Skills development and Philippine competitiveness


(Part 2)

Monchito Ibrahim

The first part of this three-part series on the importance of skills development programs to enhance the competitiveness of the country basically highlighted the different government programs meant to produce the skills needed by the industry. With the advent of software algorithms and the pervasive use of the Internet of Things that connect and streamline human tasks, many organizations struggle with realigning the capabilities of their workforce with the emerging digital tools of Industry 4.0. Can they survive without adapting? There is no question that competitive companies would help result in a more competitive Philippines. But how can they adapt?

These questions cannot just be left to the government to provide the answers. The industries will have to do their part. Our workforce today has developed most of the skills required by the Industry 3.0 era. For them to move to the next world, they must “learn, unlearn and relearn” as Alvin Toffler has succinctly prescribed. For companies, it will not just be a matter of application upgrade. They will have to convey their workforces into entirely new realities. They will need to develop, not just the individual worker’s capability to learn new things but, more importantly, the willingness and desire to learn.

The Philippine Business for Education (PBEd) is one private-sector initiative that is at the forefront in terms of driving the development of a globally competitive Filipino workforce ready for the new roles of the future of work.
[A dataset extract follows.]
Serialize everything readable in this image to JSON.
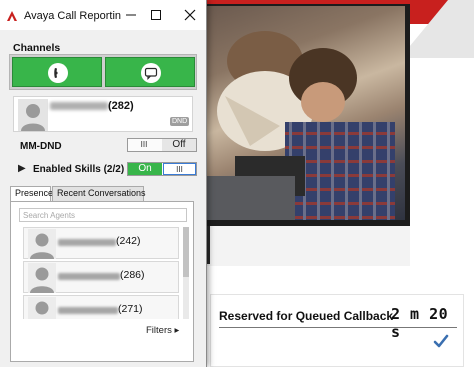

As mentioned in the first part of this article series, they have partnered with the Analytics Association of the Philippines and CirroLytix in the conduct of the first-ever Labor Market Intelligence (LMI) study of the emerging data science and analytics (DSA) practice in the Philippines.

The study basically identified the extent of the DSA skills demand and supply situation in the country. It also categorized the different DSA job roles aimed at helping budding professionals choose their career tracks. Being a new field of practice in a country that is trying to move into becoming a data-driven nation, the results of the LMI study would be very valuable to both the organizations and the DSA workforce. It is worthwhile noting that the Australian Department of Foreign Affairs and Trade provided financial support to the project which is part of a bigger PBEd  A Future That Works (AFW) initiative aimed at reducing the mismatch of jobs and skills and improving the competitiveness of the Philippine industries.

The AFW program also involves the creation of three sectoral skills councils (SSC). The Analytics Association of the Philippines (AAP) will take care of the DSA sector. The semiconductor and electronics sector will be handled by the Semiconductor and Electronics Industries in the Philippines Foundation, Inc. (SEIPI) and the Philippine Chamber of Commerce and Industry Human Resources Development Foundation (PCCI-HRDF) handling the Food and Vegetable Processing Sector. With these SSCs, the project will develop and implement roadmaps for skills, develop sector-focused labor market reports, and contribute to kick-starting the Philippine economy as it emerges from the Covid-19 pandemic.

Another private sector-led competency development initiative that is worth mentioning is the one being implemented by the Government-Academe-Industry Network (GAIN). The initiative is aimed at promoting the adoption of international standards for communication and digital skills of Philippine graduates and the workforce through a series of masterclasses in collaboration with various sectors. The main focus is the improvement of English communication skills and the development of digital skills. The international standards used are those of the International Society of Technology in Education, DigComp - which is the official digital framework of the European Union, and the Common European Framework of Reference for Languages, the most widely used framework for teaching and assessment for the English Language used by 120 countries.

These are just some of the private sector-led initiatives designed to make our Filipino workforce more competitive and ready for the future.  Moving to Industry 4.0 poses a major challenge to many organizations and industries. It is not just about digital transformation. Today, it is about developing learning agility among the workforce which would involve getting it to appreciate and internalize the reasons why it needs to be continuously learning. Artificial intelligence and robotics are not just about what used to be tightening bolts or assembling motherboards anymore. Today, they are starting to do the thinking for us, monitoring and managing our productivity. While humans are slowly letting go of these jobs, new roles are emerging. We all need to ensure that our workforce is well prepared to take them on.  It will also involve the dynamic transformation of how all facets of business and production are done. That way, we expect that Filipino businesses would become more competitive resulting in a better competitive position for the Philippines in the global value chain.

(The author is the lead convenor of the Alliance for Technology Innovators for the Nation (ATIN), vice president of the Analytics Association of the Philippines, and vice president of the UP System Information Technology Foundation.)